Once skis and boots were exchanged for dry socks and shoes, the excellent trail took hold of our legs and we galloped down the mountain. An otter was spotted in the creek. The Rhododendrons were out in force, not yet bloomed, but spectacular nonetheless. The oddly dry forest where even a few pines had taken root, seemed an oddity in an otherwise rainsocked region of the world.
Back at our bikes, I decided not to try and tie my skis to my bike. That is, I tried that method right after I failed to make it work. Idiocy, in my case, is a recurring malady that requires repetitive treatments to remedy.
The wild ride down the road was a whirlwind of turns. Branches overhead threatened, at one point, to take me from my bike. In the excitement, I’d forgotten my skis were now mounted to my pack and stuck up several feet above me! There was a moment, I imagined myself in a comic strip. A series of pictures of me being thrown from my bike onto the gravel. Above each picture starred circles with words like, “He’s an elk with antlers?” “No he’s just a man.” “SPLAT!”

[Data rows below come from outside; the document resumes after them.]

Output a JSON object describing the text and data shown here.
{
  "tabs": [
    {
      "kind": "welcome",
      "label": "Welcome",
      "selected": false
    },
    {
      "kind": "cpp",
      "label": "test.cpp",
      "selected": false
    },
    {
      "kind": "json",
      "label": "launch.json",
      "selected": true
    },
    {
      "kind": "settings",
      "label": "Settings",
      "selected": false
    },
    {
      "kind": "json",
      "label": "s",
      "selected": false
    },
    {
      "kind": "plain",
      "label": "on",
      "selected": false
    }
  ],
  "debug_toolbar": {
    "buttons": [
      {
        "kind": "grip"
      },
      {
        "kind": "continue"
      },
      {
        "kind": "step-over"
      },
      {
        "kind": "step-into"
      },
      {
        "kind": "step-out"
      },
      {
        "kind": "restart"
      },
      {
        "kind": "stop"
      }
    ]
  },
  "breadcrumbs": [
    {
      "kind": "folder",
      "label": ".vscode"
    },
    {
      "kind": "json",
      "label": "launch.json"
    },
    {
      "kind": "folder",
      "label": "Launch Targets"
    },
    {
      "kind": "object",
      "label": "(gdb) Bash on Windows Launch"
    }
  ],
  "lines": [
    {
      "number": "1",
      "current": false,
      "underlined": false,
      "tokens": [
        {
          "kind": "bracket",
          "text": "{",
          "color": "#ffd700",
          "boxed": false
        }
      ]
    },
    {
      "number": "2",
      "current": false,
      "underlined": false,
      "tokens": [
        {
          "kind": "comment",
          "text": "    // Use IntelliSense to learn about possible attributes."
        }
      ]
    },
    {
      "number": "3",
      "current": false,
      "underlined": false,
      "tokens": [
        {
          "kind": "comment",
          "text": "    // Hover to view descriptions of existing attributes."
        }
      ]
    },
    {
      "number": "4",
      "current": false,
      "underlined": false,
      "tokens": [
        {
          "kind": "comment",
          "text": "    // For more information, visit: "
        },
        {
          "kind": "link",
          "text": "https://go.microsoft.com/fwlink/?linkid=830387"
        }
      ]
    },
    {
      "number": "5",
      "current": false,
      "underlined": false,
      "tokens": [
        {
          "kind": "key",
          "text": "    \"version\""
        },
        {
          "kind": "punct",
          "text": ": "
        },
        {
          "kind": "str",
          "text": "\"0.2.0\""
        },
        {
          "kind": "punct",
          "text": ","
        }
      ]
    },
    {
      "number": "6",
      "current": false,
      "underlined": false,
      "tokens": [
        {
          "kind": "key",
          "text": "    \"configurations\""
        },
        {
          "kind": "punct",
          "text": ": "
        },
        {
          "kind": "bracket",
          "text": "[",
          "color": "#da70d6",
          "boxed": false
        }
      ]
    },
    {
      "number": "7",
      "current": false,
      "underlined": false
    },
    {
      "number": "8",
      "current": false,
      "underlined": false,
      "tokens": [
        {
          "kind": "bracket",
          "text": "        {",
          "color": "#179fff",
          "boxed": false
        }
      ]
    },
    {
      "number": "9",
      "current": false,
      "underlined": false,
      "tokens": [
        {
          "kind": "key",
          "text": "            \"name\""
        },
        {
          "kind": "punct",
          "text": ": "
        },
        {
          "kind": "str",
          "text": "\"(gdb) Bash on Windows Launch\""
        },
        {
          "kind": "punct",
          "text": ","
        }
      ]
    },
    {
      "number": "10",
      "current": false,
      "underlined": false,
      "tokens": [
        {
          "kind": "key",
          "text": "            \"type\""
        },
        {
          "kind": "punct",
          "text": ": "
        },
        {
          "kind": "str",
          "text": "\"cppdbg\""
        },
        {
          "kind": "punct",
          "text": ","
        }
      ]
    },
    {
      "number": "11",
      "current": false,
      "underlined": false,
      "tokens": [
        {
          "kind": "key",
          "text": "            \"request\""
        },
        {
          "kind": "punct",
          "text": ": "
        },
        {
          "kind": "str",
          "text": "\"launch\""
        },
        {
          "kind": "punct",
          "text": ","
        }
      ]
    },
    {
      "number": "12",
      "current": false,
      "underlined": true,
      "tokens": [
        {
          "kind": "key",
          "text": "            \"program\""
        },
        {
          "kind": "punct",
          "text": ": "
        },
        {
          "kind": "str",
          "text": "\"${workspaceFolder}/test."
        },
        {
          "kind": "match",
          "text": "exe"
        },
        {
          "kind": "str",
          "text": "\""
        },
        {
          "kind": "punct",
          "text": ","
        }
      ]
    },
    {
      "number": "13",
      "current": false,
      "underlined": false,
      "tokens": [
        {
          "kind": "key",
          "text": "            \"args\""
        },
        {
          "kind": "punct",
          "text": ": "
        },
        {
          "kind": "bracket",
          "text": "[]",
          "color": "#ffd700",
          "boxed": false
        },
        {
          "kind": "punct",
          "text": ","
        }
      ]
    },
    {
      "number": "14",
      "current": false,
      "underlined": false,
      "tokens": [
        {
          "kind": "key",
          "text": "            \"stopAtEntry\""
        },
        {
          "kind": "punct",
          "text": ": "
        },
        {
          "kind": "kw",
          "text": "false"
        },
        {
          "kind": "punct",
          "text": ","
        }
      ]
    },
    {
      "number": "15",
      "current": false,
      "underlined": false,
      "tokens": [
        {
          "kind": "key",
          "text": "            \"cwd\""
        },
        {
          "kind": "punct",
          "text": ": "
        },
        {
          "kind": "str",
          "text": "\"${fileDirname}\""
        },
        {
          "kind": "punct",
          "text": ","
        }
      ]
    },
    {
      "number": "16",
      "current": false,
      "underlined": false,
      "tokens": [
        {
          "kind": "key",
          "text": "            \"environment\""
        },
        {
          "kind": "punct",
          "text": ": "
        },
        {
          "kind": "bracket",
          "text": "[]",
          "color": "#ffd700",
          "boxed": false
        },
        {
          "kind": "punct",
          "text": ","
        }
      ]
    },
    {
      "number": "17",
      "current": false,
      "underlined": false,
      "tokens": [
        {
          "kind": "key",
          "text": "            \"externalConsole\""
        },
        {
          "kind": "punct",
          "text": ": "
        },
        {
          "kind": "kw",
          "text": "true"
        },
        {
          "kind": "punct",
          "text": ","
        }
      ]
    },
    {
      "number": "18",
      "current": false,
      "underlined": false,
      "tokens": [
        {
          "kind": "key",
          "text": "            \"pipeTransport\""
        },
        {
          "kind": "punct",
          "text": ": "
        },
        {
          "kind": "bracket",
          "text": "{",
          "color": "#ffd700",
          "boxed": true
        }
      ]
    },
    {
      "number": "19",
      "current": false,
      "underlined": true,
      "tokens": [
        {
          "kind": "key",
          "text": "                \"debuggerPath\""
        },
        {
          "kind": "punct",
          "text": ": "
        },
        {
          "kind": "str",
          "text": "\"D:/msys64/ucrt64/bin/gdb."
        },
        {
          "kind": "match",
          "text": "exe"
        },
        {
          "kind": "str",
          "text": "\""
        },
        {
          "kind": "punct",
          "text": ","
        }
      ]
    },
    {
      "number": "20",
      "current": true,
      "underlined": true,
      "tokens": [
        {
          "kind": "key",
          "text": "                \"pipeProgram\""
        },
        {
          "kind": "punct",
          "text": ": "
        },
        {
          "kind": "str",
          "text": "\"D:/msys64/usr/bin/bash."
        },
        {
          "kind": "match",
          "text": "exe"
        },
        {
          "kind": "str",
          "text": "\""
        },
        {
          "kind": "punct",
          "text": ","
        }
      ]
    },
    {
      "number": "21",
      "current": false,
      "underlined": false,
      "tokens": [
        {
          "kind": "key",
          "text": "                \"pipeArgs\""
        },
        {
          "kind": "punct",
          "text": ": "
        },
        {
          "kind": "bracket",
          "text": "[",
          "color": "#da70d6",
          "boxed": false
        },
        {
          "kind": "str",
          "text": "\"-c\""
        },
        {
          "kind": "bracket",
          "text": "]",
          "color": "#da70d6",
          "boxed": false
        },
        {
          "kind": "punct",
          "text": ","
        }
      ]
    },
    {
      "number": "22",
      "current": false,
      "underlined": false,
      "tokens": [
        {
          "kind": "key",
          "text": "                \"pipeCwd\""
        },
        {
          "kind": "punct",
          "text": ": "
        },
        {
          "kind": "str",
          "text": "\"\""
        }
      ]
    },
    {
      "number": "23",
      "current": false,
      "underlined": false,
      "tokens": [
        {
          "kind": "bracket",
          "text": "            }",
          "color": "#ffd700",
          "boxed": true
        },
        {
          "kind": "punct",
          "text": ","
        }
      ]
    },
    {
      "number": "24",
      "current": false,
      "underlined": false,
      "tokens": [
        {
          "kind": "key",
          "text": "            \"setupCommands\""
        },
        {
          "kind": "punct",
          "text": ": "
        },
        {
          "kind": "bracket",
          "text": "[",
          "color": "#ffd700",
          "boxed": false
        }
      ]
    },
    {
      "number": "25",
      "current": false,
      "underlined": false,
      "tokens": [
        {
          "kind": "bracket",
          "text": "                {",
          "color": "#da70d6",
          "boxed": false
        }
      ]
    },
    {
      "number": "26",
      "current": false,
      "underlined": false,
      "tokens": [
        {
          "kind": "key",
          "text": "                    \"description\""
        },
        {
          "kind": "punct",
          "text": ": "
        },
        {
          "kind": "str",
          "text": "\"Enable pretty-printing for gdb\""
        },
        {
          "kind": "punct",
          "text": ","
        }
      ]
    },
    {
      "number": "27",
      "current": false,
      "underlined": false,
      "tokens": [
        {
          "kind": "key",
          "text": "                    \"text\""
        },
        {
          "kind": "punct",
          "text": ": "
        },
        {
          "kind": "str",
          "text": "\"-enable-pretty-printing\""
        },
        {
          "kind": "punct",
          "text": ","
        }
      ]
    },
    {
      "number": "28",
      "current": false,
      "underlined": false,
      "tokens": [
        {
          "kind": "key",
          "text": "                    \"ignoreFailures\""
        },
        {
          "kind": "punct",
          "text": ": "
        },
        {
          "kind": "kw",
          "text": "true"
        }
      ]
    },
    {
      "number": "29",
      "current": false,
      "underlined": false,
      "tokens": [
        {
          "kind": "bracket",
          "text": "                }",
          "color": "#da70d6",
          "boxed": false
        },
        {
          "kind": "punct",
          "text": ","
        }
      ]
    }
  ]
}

The last few miles of road sped away and I thought of all the Olympic explorers, those of today and yesteryear. Like the peaks, they are headstrong and determined, humble and scrappy. While the mountains don’t give anything easy, neither do those who come here wish them to be so. Private Harry Fischer confirmed this by saying, “Complaints from the members of our party were unheard of.” Even when, he added, that it, “…outrivaled any ancient mode of torture.” The Olympics make men of those who conquer them or leave them to view these mountains from the comfort of their homes, in the cities that surround them.